  • The Architecture/Landscape/Interiors Department at OTIS College of Art and Design is pleased to announce a lecture by Nick SeierupPrincipal | Design Director of Perkins+Will, Los Angeles, on Thursday, December 3, 2015.


  • Marisa Silver is the author most recently of the New York Times bestselling novel Mary Coin. Her other books include the novels No Direction Home and The God of War (a finalist for a Los Angeles Times Book Prize), as well as two story collections, Babe in Paradise and Alone with You. Her work has appeared in The New Yorker and been included in many anthologies, including The Best American Short Stories and The O. Henry Prize Stories. Silver lives in Los Angeles.

  • Jesse Lerner is a filmmaker based in Los Angeles.  His short films Natives (1991, with Scott Sterling), T.S.H. (2004) and Magnavoz (2006) and the feature-length experimental documentaries Frontierland/Fronterilandia (1995, with Rubén Ortiz-Torres), Ruins (1999) The American Egypt (2001), Atomic Sublime (2010) and The Absent Stone (2013, with Sandra Rozental) have won numerous prizes at film festivals in the United States, Latin America and Japan.

  • Otis faculty member Dana Berman Duff will present a program of short 16mm and digital films in her "Catalogue" series.

  • Performing the Grid is an exhibition that brings together an intergenerational group of artists and cultural producers that utilize the grid as a performative strategy to examine, challenge and position philosophical, political, social, domestic, corporeal, and mythical perspectives. Rosalind Kraus famously wrote that the grid “functions to declare the modernity of modern art” in her 1979 essay, Grids.


Coleen Sterritt

Coleen SterrittColeen SterrittColeen Sterritt


For nearly three decades since departing Otis, Sterritt (’79 MFA Fine Arts) has explored formal aspects of weight and balance, surface and texture through her sculptures, often beginning with a material that enters her awareness, and inevitably involves some form of stacking.

“In recent years as society has indelibly changed,” notes d.e.n. contemporary art, “many works of art have come to be seen in a relatively new light as they reflect ideas of imbalance, the notion of certain geometries as invulnerable, and the disparity between the raw and the refined.
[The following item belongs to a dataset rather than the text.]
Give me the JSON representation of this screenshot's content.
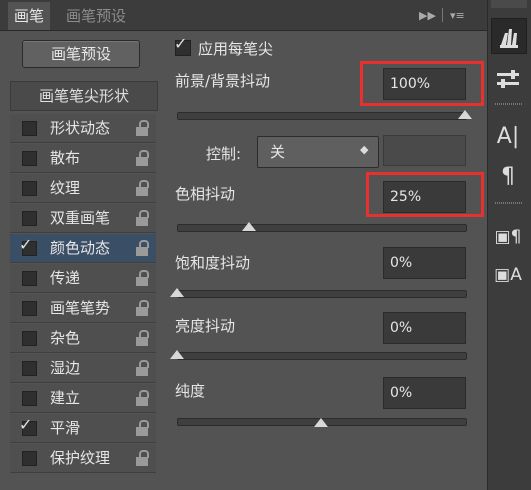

Viewed in the context of these uncertain times, Sterritt's work ventures into new directions with an up reaching, but precarious verticality, while still retaining moments of innocence and surreal fairy-tale construction.”
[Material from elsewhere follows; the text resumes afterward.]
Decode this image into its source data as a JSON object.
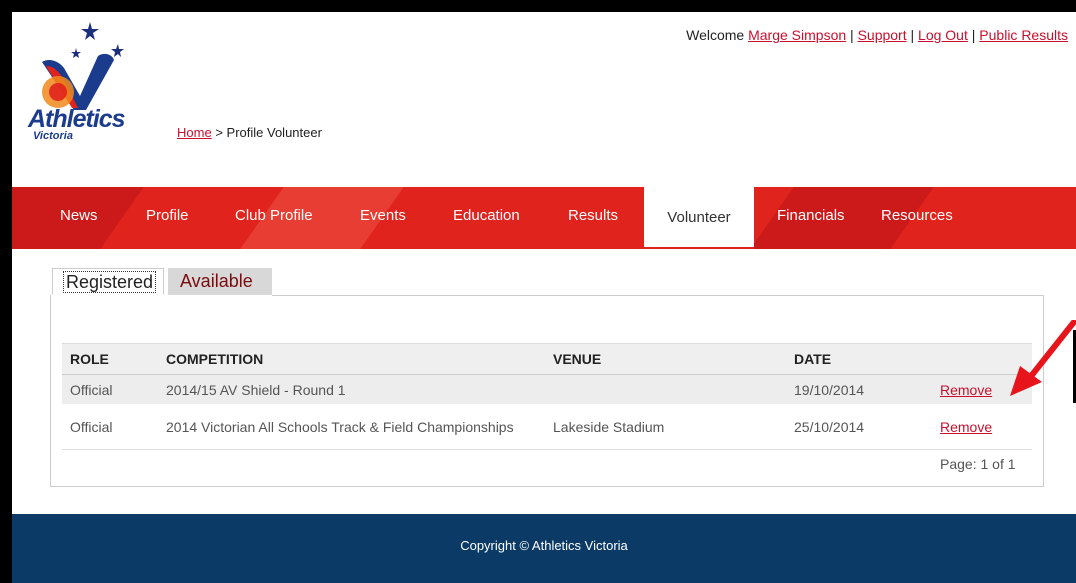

“I usually attached myself to a particular material,” says Sterritt in Spraygraphic, “such as cork, scrap lumber, cardboard, felt (whatever I find interesting at the moment) and focus on a single action — gluing, clumping, stacking, joining, etc. — and the form creates itself. The work is described by its own determination. Since I’ve been incorporating recognizable objects such as the found furniture, the work has opened up to narratives and metaphors out of not my control — and I really enjoy what happens. It’s a labor-intensive, but joyful process. Fluid and intuitive, mysterious and full of questions. It’s provided me with a set of circumstances I can work against: a catalyst to move forward.”

Sterritt has been an avid teacher, too. Her teaching career began in 1983 and has included positions at Otis, USC, Cal State Long Beach, and Pepperdine University. She was a Distinguished Visiting Artist at Cal State University, Fullerton, and an Adjunct Professor at The Claremont Graduate University before joining the Long Beach Community College Art Department in 1998 as the full-time faculty coordinator for the sculpture program.

Sterritt has exhibited throughout the U.S. and Europe, and has received many awards including artist fellowships from the NEA, Art Matters, J. Paul Getty Trust, and City of L.A. (COLA Award). Among the notable collections that include Sterritt’s work are the MOCA, Crocker Art Museum, Sacramento; and Scripps College Collection, Claremont, California.